# [Extracted records]
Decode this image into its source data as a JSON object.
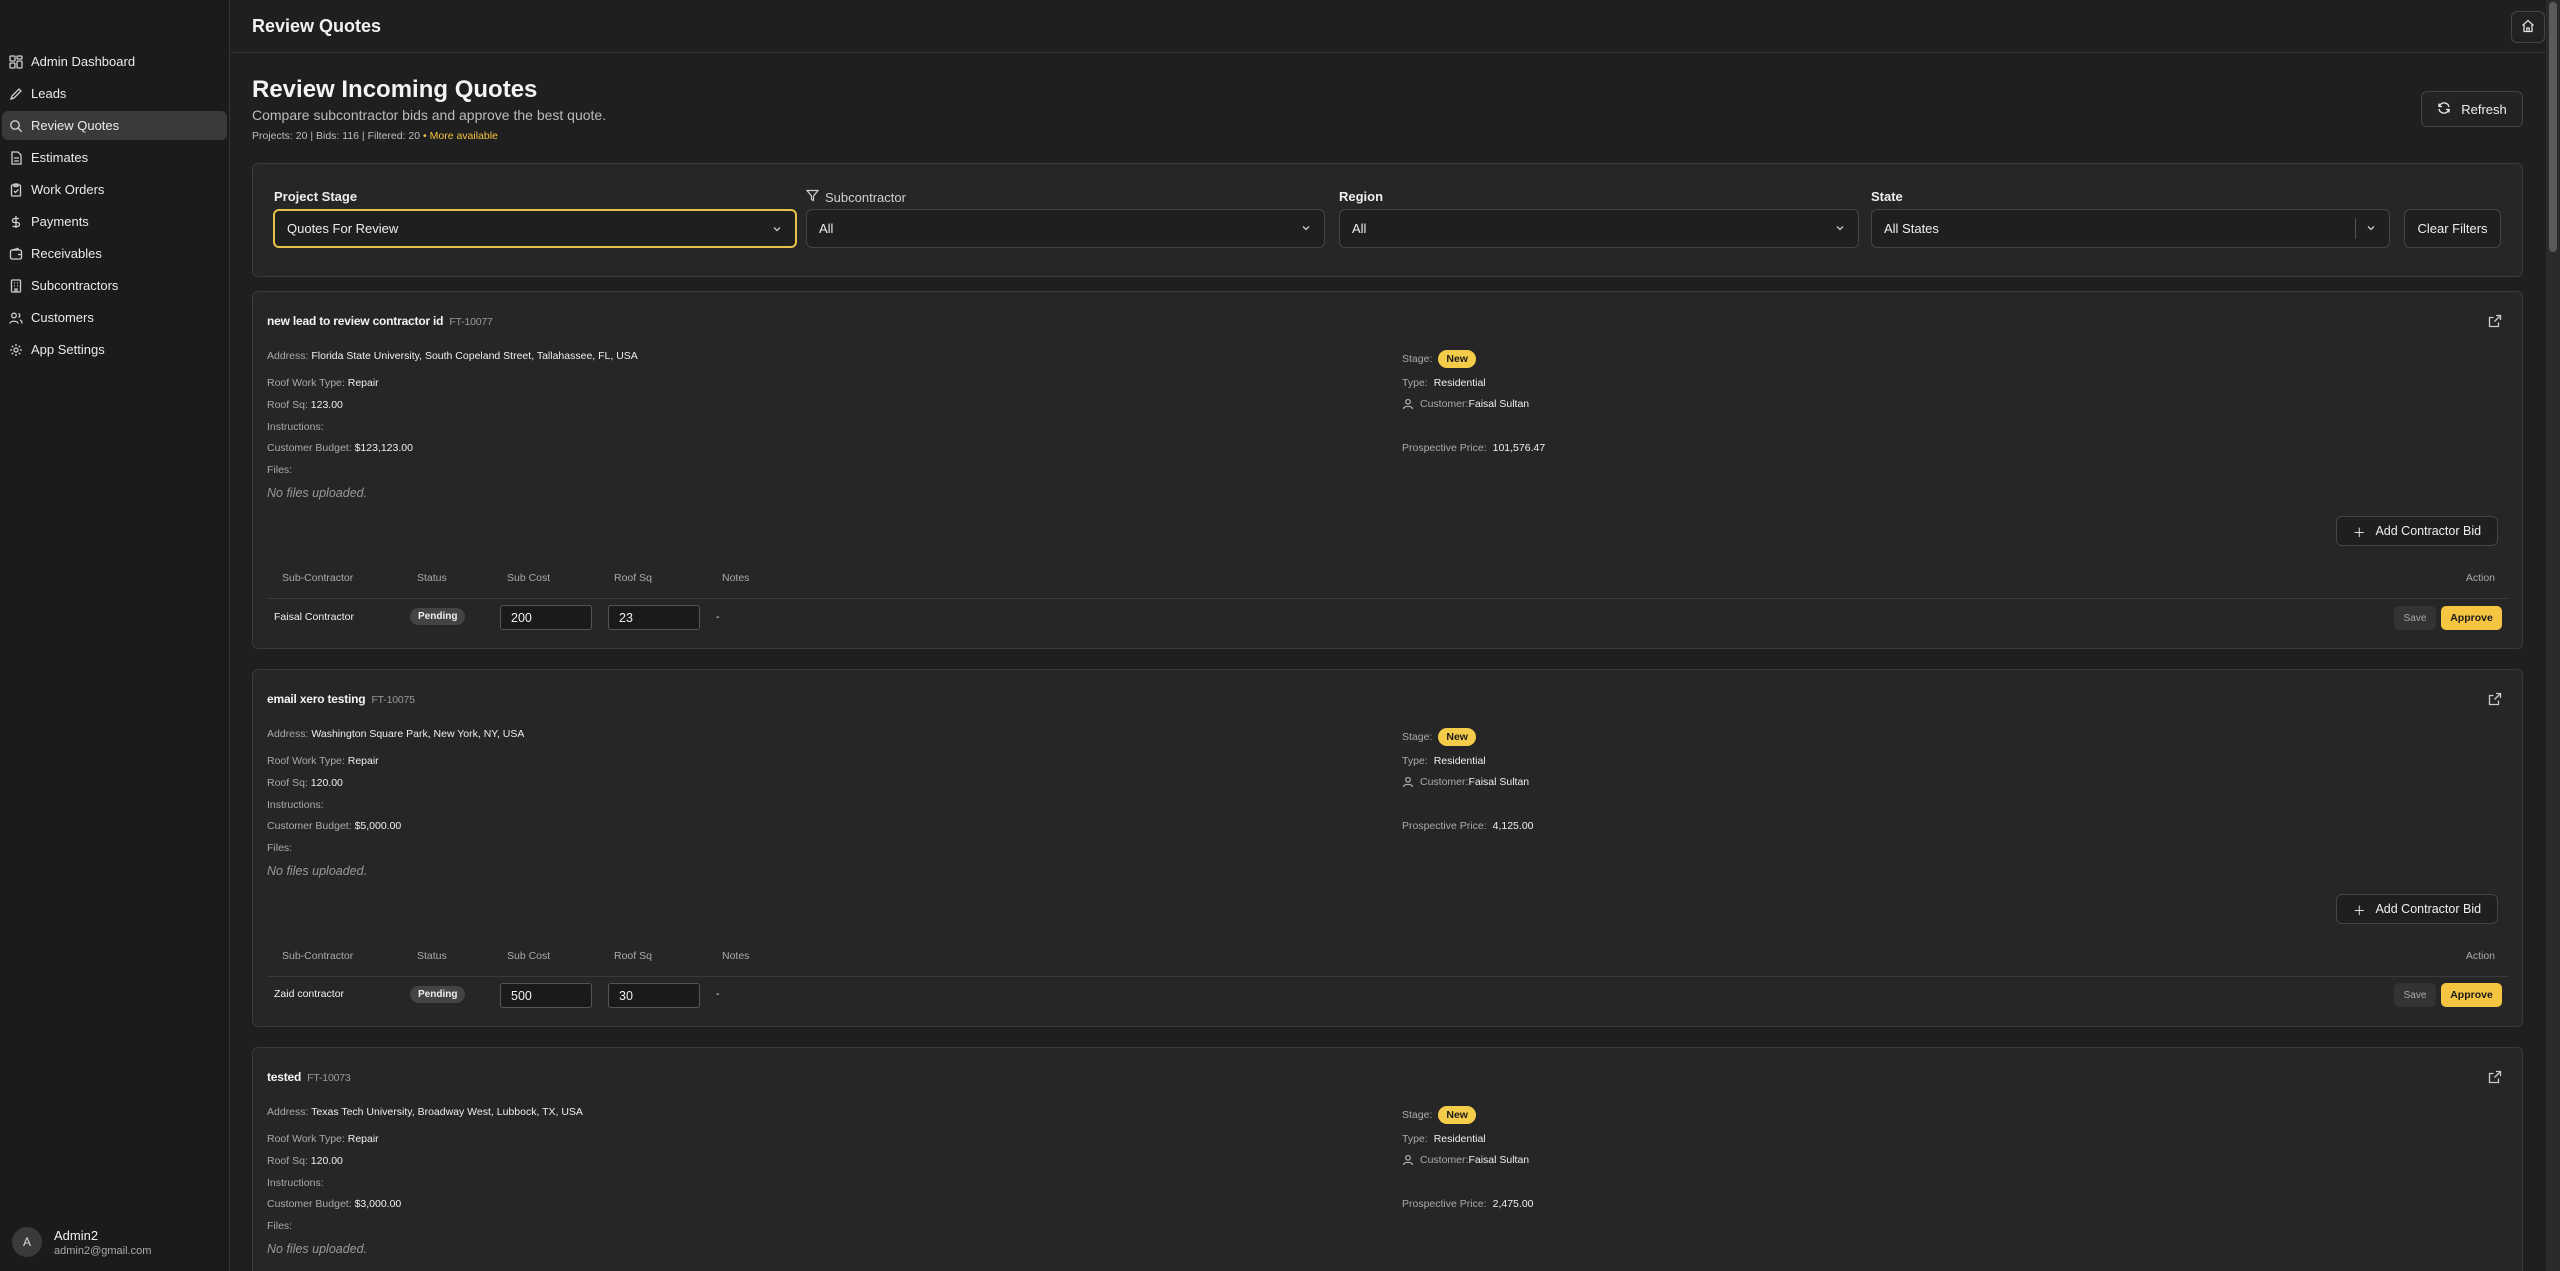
{
  "sidebar": {
    "items": [
      {
        "label": "Admin Dashboard",
        "icon": "dashboard-icon"
      },
      {
        "label": "Leads",
        "icon": "pen-icon"
      },
      {
        "label": "Review Quotes",
        "icon": "search-icon",
        "active": true
      },
      {
        "label": "Estimates",
        "icon": "document-icon"
      },
      {
        "label": "Work Orders",
        "icon": "clipboard-icon"
      },
      {
        "label": "Payments",
        "icon": "dollar-icon"
      },
      {
        "label": "Receivables",
        "icon": "wallet-icon"
      },
      {
        "label": "Subcontractors",
        "icon": "building-icon"
      },
      {
        "label": "Customers",
        "icon": "users-icon"
      },
      {
        "label": "App Settings",
        "icon": "gear-icon"
      }
    ],
    "user": {
      "initial": "A",
      "name": "Admin2",
      "email": "admin2@gmail.com"
    }
  },
  "topbar": {
    "title": "Review Quotes"
  },
  "header": {
    "title": "Review Incoming Quotes",
    "subtitle": "Compare subcontractor bids and approve the best quote.",
    "stats": "Projects: 20 | Bids: 116 | Filtered: 20",
    "more": "• More available",
    "refresh_label": "Refresh"
  },
  "filters": {
    "stage_label": "Project Stage",
    "stage_value": "Quotes For Review",
    "sub_label": "Subcontractor",
    "sub_value": "All",
    "region_label": "Region",
    "region_value": "All",
    "state_label": "State",
    "state_value": "All States",
    "clear_label": "Clear Filters"
  },
  "labels": {
    "address": "Address:",
    "roof_work_type": "Roof Work Type:",
    "roof_sq": "Roof Sq:",
    "instructions": "Instructions:",
    "customer_budget": "Customer Budget:",
    "files": "Files:",
    "stage": "Stage:",
    "type": "Type:",
    "customer": "Customer:",
    "prospective_price": "Prospective Price:",
    "add_bid": "Add Contractor Bid",
    "col_sub": "Sub-Contractor",
    "col_status": "Status",
    "col_cost": "Sub Cost",
    "col_sq": "Roof Sq",
    "col_notes": "Notes",
    "col_action": "Action",
    "save": "Save",
    "approve": "Approve"
  },
  "projects": [
    {
      "title": "new lead to review contractor id",
      "id": "FT-10077",
      "address": "Florida State University, South Copeland Street, Tallahassee, FL, USA",
      "roof_work_type": "Repair",
      "roof_sq": "123.00",
      "customer_budget": "$123,123.00",
      "files_note": "No files uploaded.",
      "stage": "New",
      "type": "Residential",
      "customer": "Faisal Sultan",
      "prospective_price": "101,576.47",
      "bids": [
        {
          "sub": "Faisal Contractor",
          "status": "Pending",
          "cost": "200",
          "sq": "23",
          "notes": "-"
        }
      ]
    },
    {
      "title": "email xero testing",
      "id": "FT-10075",
      "address": "Washington Square Park, New York, NY, USA",
      "roof_work_type": "Repair",
      "roof_sq": "120.00",
      "customer_budget": "$5,000.00",
      "files_note": "No files uploaded.",
      "stage": "New",
      "type": "Residential",
      "customer": "Faisal Sultan",
      "prospective_price": "4,125.00",
      "bids": [
        {
          "sub": "Zaid contractor",
          "status": "Pending",
          "cost": "500",
          "sq": "30",
          "notes": "-"
        }
      ]
    },
    {
      "title": "tested",
      "id": "FT-10073",
      "address": "Texas Tech University, Broadway West, Lubbock, TX, USA",
      "roof_work_type": "Repair",
      "roof_sq": "120.00",
      "customer_budget": "$3,000.00",
      "files_note": "No files uploaded.",
      "stage": "New",
      "type": "Residential",
      "customer": "Faisal Sultan",
      "prospective_price": "2,475.00"
    }
  ]
}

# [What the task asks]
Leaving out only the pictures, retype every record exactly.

# [Response to this task]
Decode this image into its source data as a JSON object.
{
  "sidebar": {
    "items": [
      {
        "label": "Admin Dashboard",
        "icon": "dashboard-icon"
      },
      {
        "label": "Leads",
        "icon": "pen-icon"
      },
      {
        "label": "Review Quotes",
        "icon": "search-icon",
        "active": true
      },
      {
        "label": "Estimates",
        "icon": "document-icon"
      },
      {
        "label": "Work Orders",
        "icon": "clipboard-icon"
      },
      {
        "label": "Payments",
        "icon": "dollar-icon"
      },
      {
        "label": "Receivables",
        "icon": "wallet-icon"
      },
      {
        "label": "Subcontractors",
        "icon": "building-icon"
      },
      {
        "label": "Customers",
        "icon": "users-icon"
      },
      {
        "label": "App Settings",
        "icon": "gear-icon"
      }
    ],
    "user": {
      "initial": "A",
      "name": "Admin2",
      "email": "admin2@gmail.com"
    }
  },
  "topbar": {
    "title": "Review Quotes"
  },
  "header": {
    "title": "Review Incoming Quotes",
    "subtitle": "Compare subcontractor bids and approve the best quote.",
    "stats": "Projects: 20 | Bids: 116 | Filtered: 20",
    "more": "• More available",
    "refresh_label": "Refresh"
  },
  "filters": {
    "stage_label": "Project Stage",
    "stage_value": "Quotes For Review",
    "sub_label": "Subcontractor",
    "sub_value": "All",
    "region_label": "Region",
    "region_value": "All",
    "state_label": "State",
    "state_value": "All States",
    "clear_label": "Clear Filters"
  },
  "labels": {
    "address": "Address:",
    "roof_work_type": "Roof Work Type:",
    "roof_sq": "Roof Sq:",
    "instructions": "Instructions:",
    "customer_budget": "Customer Budget:",
    "files": "Files:",
    "stage": "Stage:",
    "type": "Type:",
    "customer": "Customer:",
    "prospective_price": "Prospective Price:",
    "add_bid": "Add Contractor Bid",
    "col_sub": "Sub-Contractor",
    "col_status": "Status",
    "col_cost": "Sub Cost",
    "col_sq": "Roof Sq",
    "col_notes": "Notes",
    "col_action": "Action",
    "save": "Save",
    "approve": "Approve"
  },
  "projects": [
    {
      "title": "new lead to review contractor id",
      "id": "FT-10077",
      "address": "Florida State University, South Copeland Street, Tallahassee, FL, USA",
      "roof_work_type": "Repair",
      "roof_sq": "123.00",
      "customer_budget": "$123,123.00",
      "files_note": "No files uploaded.",
      "stage": "New",
      "type": "Residential",
      "customer": "Faisal Sultan",
      "prospective_price": "101,576.47",
      "bids": [
        {
          "sub": "Faisal Contractor",
          "status": "Pending",
          "cost": "200",
          "sq": "23",
          "notes": "-"
        }
      ]
    },
    {
      "title": "email xero testing",
      "id": "FT-10075",
      "address": "Washington Square Park, New York, NY, USA",
      "roof_work_type": "Repair",
      "roof_sq": "120.00",
      "customer_budget": "$5,000.00",
      "files_note": "No files uploaded.",
      "stage": "New",
      "type": "Residential",
      "customer": "Faisal Sultan",
      "prospective_price": "4,125.00",
      "bids": [
        {
          "sub": "Zaid contractor",
          "status": "Pending",
          "cost": "500",
          "sq": "30",
          "notes": "-"
        }
      ]
    },
    {
      "title": "tested",
      "id": "FT-10073",
      "address": "Texas Tech University, Broadway West, Lubbock, TX, USA",
      "roof_work_type": "Repair",
      "roof_sq": "120.00",
      "customer_budget": "$3,000.00",
      "files_note": "No files uploaded.",
      "stage": "New",
      "type": "Residential",
      "customer": "Faisal Sultan",
      "prospective_price": "2,475.00"
    }
  ]
}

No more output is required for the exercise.